--- START ---

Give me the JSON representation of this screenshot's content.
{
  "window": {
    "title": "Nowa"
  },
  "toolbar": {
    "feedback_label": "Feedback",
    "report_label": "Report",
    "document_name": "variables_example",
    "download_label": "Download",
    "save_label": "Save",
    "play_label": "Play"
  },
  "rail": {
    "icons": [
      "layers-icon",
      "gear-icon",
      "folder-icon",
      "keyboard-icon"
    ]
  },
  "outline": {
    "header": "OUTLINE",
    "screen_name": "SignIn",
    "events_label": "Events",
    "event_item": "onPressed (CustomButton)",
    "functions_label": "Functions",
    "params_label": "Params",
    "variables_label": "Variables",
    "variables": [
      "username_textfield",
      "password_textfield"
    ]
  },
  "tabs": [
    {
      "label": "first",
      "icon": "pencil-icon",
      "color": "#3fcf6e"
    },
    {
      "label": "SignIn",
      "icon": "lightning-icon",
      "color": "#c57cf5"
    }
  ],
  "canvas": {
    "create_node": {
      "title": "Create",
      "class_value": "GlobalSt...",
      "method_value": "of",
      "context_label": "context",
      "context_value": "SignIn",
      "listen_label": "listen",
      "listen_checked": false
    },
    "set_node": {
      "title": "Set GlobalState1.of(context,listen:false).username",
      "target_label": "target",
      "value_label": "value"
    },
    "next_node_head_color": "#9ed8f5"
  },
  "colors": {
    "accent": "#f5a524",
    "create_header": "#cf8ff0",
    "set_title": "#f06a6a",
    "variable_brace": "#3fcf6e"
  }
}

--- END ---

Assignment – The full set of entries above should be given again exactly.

Task result –
Give me the JSON representation of this screenshot's content.
{
  "window": {
    "title": "Nowa"
  },
  "toolbar": {
    "feedback_label": "Feedback",
    "report_label": "Report",
    "document_name": "variables_example",
    "download_label": "Download",
    "save_label": "Save",
    "play_label": "Play"
  },
  "rail": {
    "icons": [
      "layers-icon",
      "gear-icon",
      "folder-icon",
      "keyboard-icon"
    ]
  },
  "outline": {
    "header": "OUTLINE",
    "screen_name": "SignIn",
    "events_label": "Events",
    "event_item": "onPressed (CustomButton)",
    "functions_label": "Functions",
    "params_label": "Params",
    "variables_label": "Variables",
    "variables": [
      "username_textfield",
      "password_textfield"
    ]
  },
  "tabs": [
    {
      "label": "first",
      "icon": "pencil-icon",
      "color": "#3fcf6e"
    },
    {
      "label": "SignIn",
      "icon": "lightning-icon",
      "color": "#c57cf5"
    }
  ],
  "canvas": {
    "create_node": {
      "title": "Create",
      "class_value": "GlobalSt...",
      "method_value": "of",
      "context_label": "context",
      "context_value": "SignIn",
      "listen_label": "listen",
      "listen_checked": false
    },
    "set_node": {
      "title": "Set GlobalState1.of(context,listen:false).username",
      "target_label": "target",
      "value_label": "value"
    },
    "next_node_head_color": "#9ed8f5"
  },
  "colors": {
    "accent": "#f5a524",
    "create_header": "#cf8ff0",
    "set_title": "#f06a6a",
    "variable_brace": "#3fcf6e"
  }
}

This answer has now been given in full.